Teaser Tuesday is back after a three-week holiday hiatus with a penultimate post, this one from the penultimate chapter of my book, The Many Captivities of Esther Wheelwright. Today I offer you a little eighteenth-century intrigue surrounding Mother Esther near the time of her first election as mother superior in late 1760, after the British conquest of Québec. Anglo-American and British officials were reflexively suspicious of French and French Canadian religious women, whom they routinely portrayed not just as religiously dangerous but also as political schemers. While the Jesuits were thought to be the most dangerous of the religious orders because of their “Turbulent and Intriguing Genius,” as we’ll see in this excerpt, religious women–especially mothers superior–were also regarded as potentially dangerous and destabilizing of British imperial control: Continue reading
This is most unusual: a fresh tomato harvest on November 1, and no clear signal of a hard frost anytime soon.
Yes, it’s strange. Frequently, we’ve already had a little, or even a lot of snow and/or a sleet storm on the Front Range. Officially I think we had at least one overnight hard frost last month, but our tomatoes are in a south-facing garden against a very heat-retaining and radiating brick wall. That, plus the fact that at this altitude, we rarely get to eat our own tomatoes until September makes these tomatoes very welcome. Continue reading
Joseph Adelman and Liz Covart were at the Huntington last weekend talking about the digital humanities and early American history. (Wish I were there! My ears were burning, though–I hear that this blog came up a lot.) Joe got a lot of questions about use of Twitter for academics, and published a post explaining his approach in “Is there a right way for academics to tweet?” He writes:

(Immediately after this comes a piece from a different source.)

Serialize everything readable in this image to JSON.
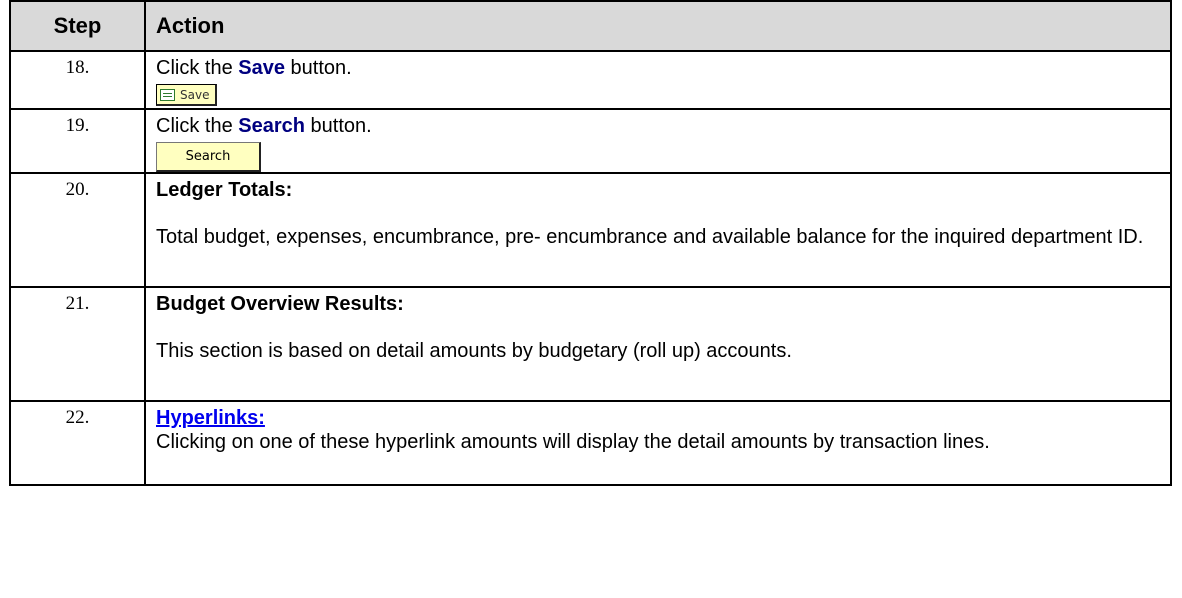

For me, the most important decision to make about using Twitter is to decide what you want from it and use it clearly that way. My own strategy, as I’ve discussed elsewhere, is to treat Twitter like the hallways of a conference, where you can discuss serious matters about academia and the news, but also shares stories with friends about one’s kids, sports, pop culture, and the news.

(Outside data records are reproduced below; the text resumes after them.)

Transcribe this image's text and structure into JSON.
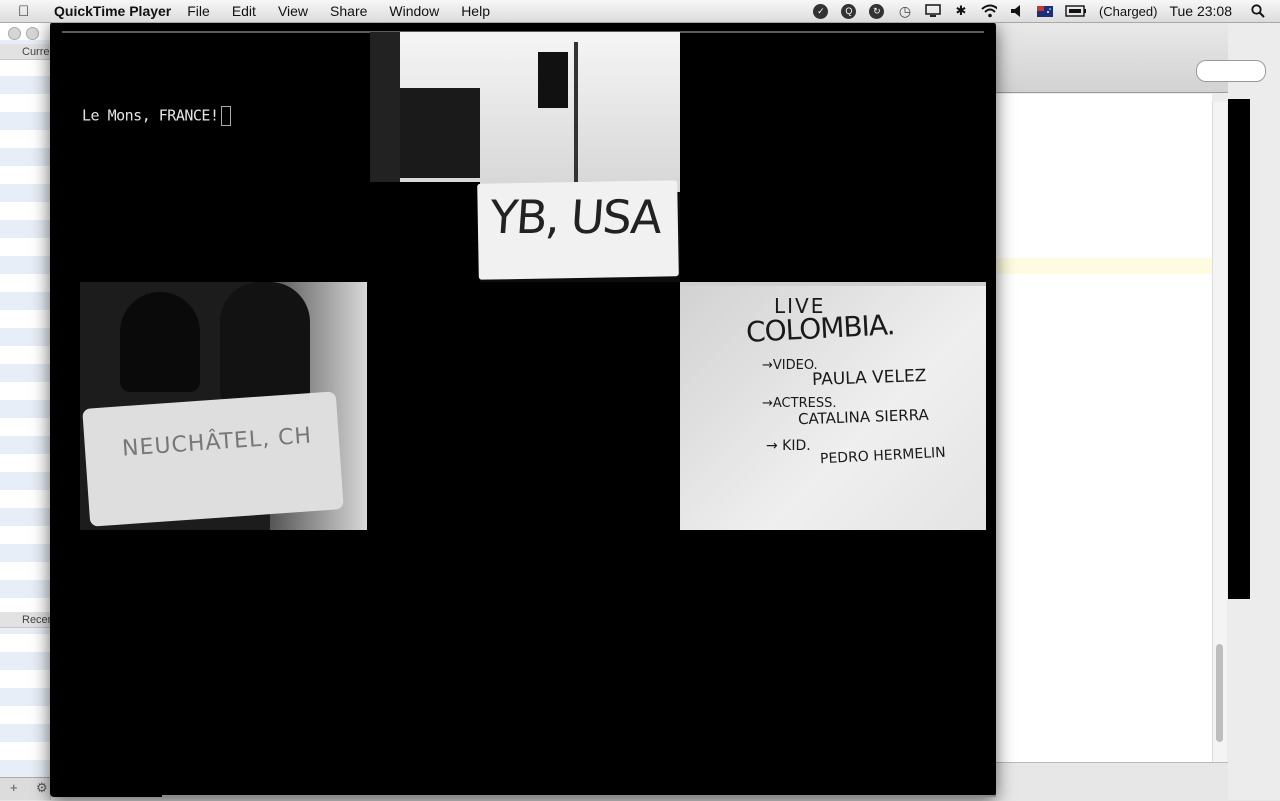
{
  "menubar": {
    "app_name": "QuickTime Player",
    "items": [
      "File",
      "Edit",
      "View",
      "Share",
      "Window",
      "Help"
    ],
    "battery_status": "(Charged)",
    "clock": "Tue 23:08"
  },
  "background_window": {
    "sidebar_header_1": "Curre",
    "sidebar_header_2": "Recen"
  },
  "video": {
    "overlay_caption": "Le Mons, FRANCE!",
    "sign_usa": "YB, USA",
    "sign_ch": "NEUCHÂTEL, CH",
    "colombia_sign": {
      "line1": "LIVE",
      "line2": "COLOMBIA.",
      "line3": "→VIDEO.",
      "line4": "PAULA VELEZ",
      "line5": "→ACTRESS.",
      "line6": "CATALINA SIERRA",
      "line7": "→ KID.",
      "line8": "PEDRO HERMELIN"
    }
  }
}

The “conference hallway” is a great way to think about Twitter. It’s a public space, so although not everyone at the conference is listening in on your specific conversation, anyone can if they choose to do so. Joe concludes his essay with some great advice: Continue reading
The New York Times apparently has an inexhaustible supply of so-called liberals who are baffled and enraged by any criticism of their views by the so-called “left.” Desperately worried that Yale’s 2015 Halloween memo has faded into distant memory, they publish Lionel Shriver’s complaint that young people criticized her opinions on social media! As the kids these days say: Srsly!
When I was growing up in the ’60s and early ’70s, conservatives were the enforcers of conformity. It was the right that was suspicious, sniffing out Communists and scrutinizing public figures for signs of sedition.
. . . . .
As a lifelong Democratic voter, I’m dismayed by the radical left’s ever-growing list of dos and don’ts — by its impulse to control, to instill self-censorship as well as to promote real censorship, and to deploy sensitivity as an excuse to be brutally insensitive to any perceived enemy. There are many people who see these frenzies about cultural appropriation, trigger warnings, micro-aggressions and safe spaces as overtly crazy. The shrill tyranny of the left helps to push them toward Donald Trump.